Whales have been seen returning to the polar regions for the first time in 40 years after being forced to stand on the brink of extinction.
A blo.o.dy history of mass m.ur.der haunts polar whales, with numbers staggering as 1.3 million being ki.ll.ed over the past 70 years in Antarctica alone.
But now, after the commercial poa.chi.ng of these sea mammoths, polar whales have been back after years of absence.
Despite years of human a.bu.se and exploration, they are making a comeback.
A recent study found that 41 new blue whale specimens have been revealed in the vicinity of South Georgia Island in Antarctica over the past nine years.

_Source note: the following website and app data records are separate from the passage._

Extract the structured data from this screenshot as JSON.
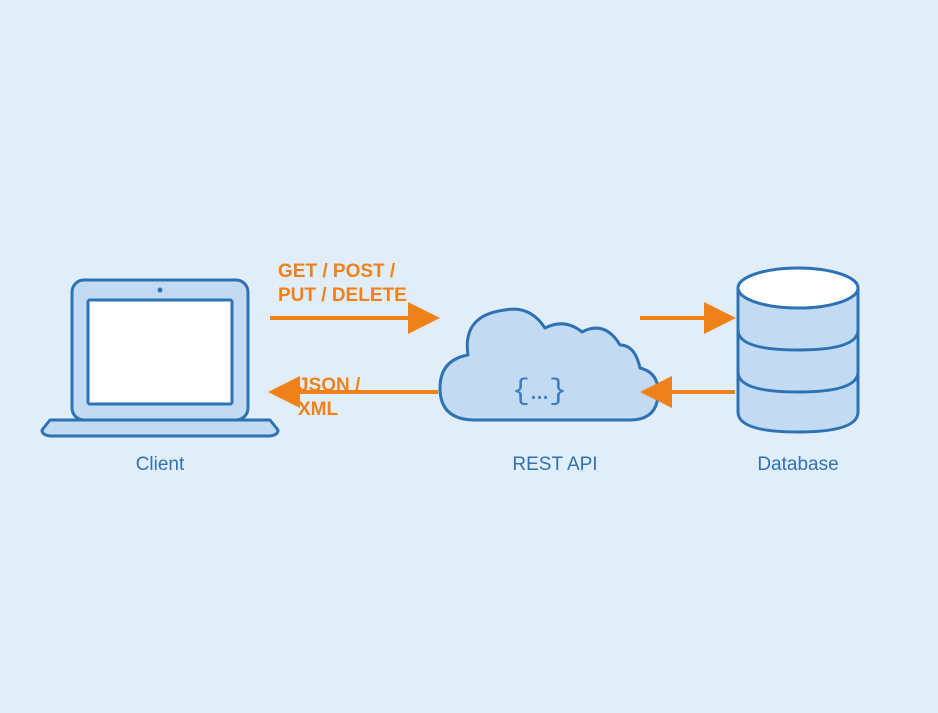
{
  "nodes": {
    "client": {
      "label": "Client"
    },
    "api": {
      "label": "REST API",
      "symbol": "{…}"
    },
    "database": {
      "label": "Database"
    }
  },
  "arrows": {
    "request_methods": "GET / POST /\nPUT / DELETE",
    "response_formats": "JSON /\nXML"
  },
  "colors": {
    "stroke": "#2f72b3",
    "fill_light": "#c2dbf2",
    "fill_white": "#ffffff",
    "arrow": "#ee8119",
    "background": "#e1eefa"
  }
}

This is the largest number ever cataloged and is especially a cause for celebration as it was also home to 3,000 d.ea.ths in a single year.

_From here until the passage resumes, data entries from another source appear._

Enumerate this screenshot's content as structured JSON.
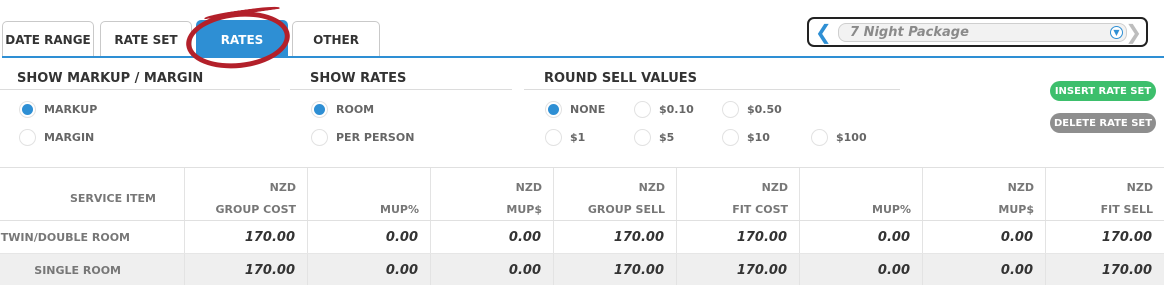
{
  "tabs": [
    {
      "label": "DATE RANGE",
      "active": false
    },
    {
      "label": "RATE SET",
      "active": false
    },
    {
      "label": "RATES",
      "active": true
    },
    {
      "label": "OTHER",
      "active": false
    }
  ],
  "package_select": {
    "value": "7 Night Package"
  },
  "groups": {
    "markup": {
      "title": "SHOW MARKUP / MARGIN",
      "options": [
        {
          "label": "MARKUP",
          "selected": true
        },
        {
          "label": "MARGIN",
          "selected": false
        }
      ]
    },
    "rates": {
      "title": "SHOW RATES",
      "options": [
        {
          "label": "ROOM",
          "selected": true
        },
        {
          "label": "PER PERSON",
          "selected": false
        }
      ]
    },
    "round": {
      "title": "ROUND SELL VALUES",
      "options": [
        {
          "label": "NONE",
          "selected": true
        },
        {
          "label": "$0.10",
          "selected": false
        },
        {
          "label": "$0.50",
          "selected": false
        },
        {
          "label": "$1",
          "selected": false
        },
        {
          "label": "$5",
          "selected": false
        },
        {
          "label": "$10",
          "selected": false
        },
        {
          "label": "$100",
          "selected": false
        }
      ]
    }
  },
  "buttons": {
    "insert": "INSERT RATE SET",
    "delete": "DELETE RATE SET"
  },
  "table": {
    "item_header": "SERVICE ITEM",
    "columns": [
      {
        "currency": "NZD",
        "label": "GROUP COST"
      },
      {
        "currency": "",
        "label": "MUP%"
      },
      {
        "currency": "NZD",
        "label": "MUP$"
      },
      {
        "currency": "NZD",
        "label": "GROUP SELL"
      },
      {
        "currency": "NZD",
        "label": "FIT COST"
      },
      {
        "currency": "",
        "label": "MUP%"
      },
      {
        "currency": "NZD",
        "label": "MUP$"
      },
      {
        "currency": "NZD",
        "label": "FIT SELL"
      }
    ],
    "rows": [
      {
        "name": "TWIN/DOUBLE ROOM",
        "values": [
          "170.00",
          "0.00",
          "0.00",
          "170.00",
          "170.00",
          "0.00",
          "0.00",
          "170.00"
        ]
      },
      {
        "name": "SINGLE ROOM",
        "values": [
          "170.00",
          "0.00",
          "0.00",
          "170.00",
          "170.00",
          "0.00",
          "0.00",
          "170.00"
        ]
      }
    ]
  },
  "colors": {
    "accent": "#2e8fd4",
    "insert_button": "#3dbf6c",
    "delete_button": "#8e8e8e",
    "annotation": "#b3202a"
  }
}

The scientists in this study believe that a resurgence of plankton, a favorite food of blue whales, in the area may be one of the reasons for the return of the blue giants.
Now that their food supply is stable, their chances to reproduce and eventually return to normal in the coming years will also increase.
The same phenomenon has also been observed with humpback whales in the Antarctic peninsula.
After being forced to near extinction in the whaling era, their current population densities are similar to those that existed before hunting was a commercial activity.
Now, not just hunting, global warming is the most significant threat facing polar whale populations.
Rising water temperatures deplete the whales’ food sources as well as stress them.
Similarly, noise pollution from large boats interferes with whales’ communication with each other, which impedes their ability to forage.
It turns out that this has even led mothers to separate from their children because they are unable to communicate with them.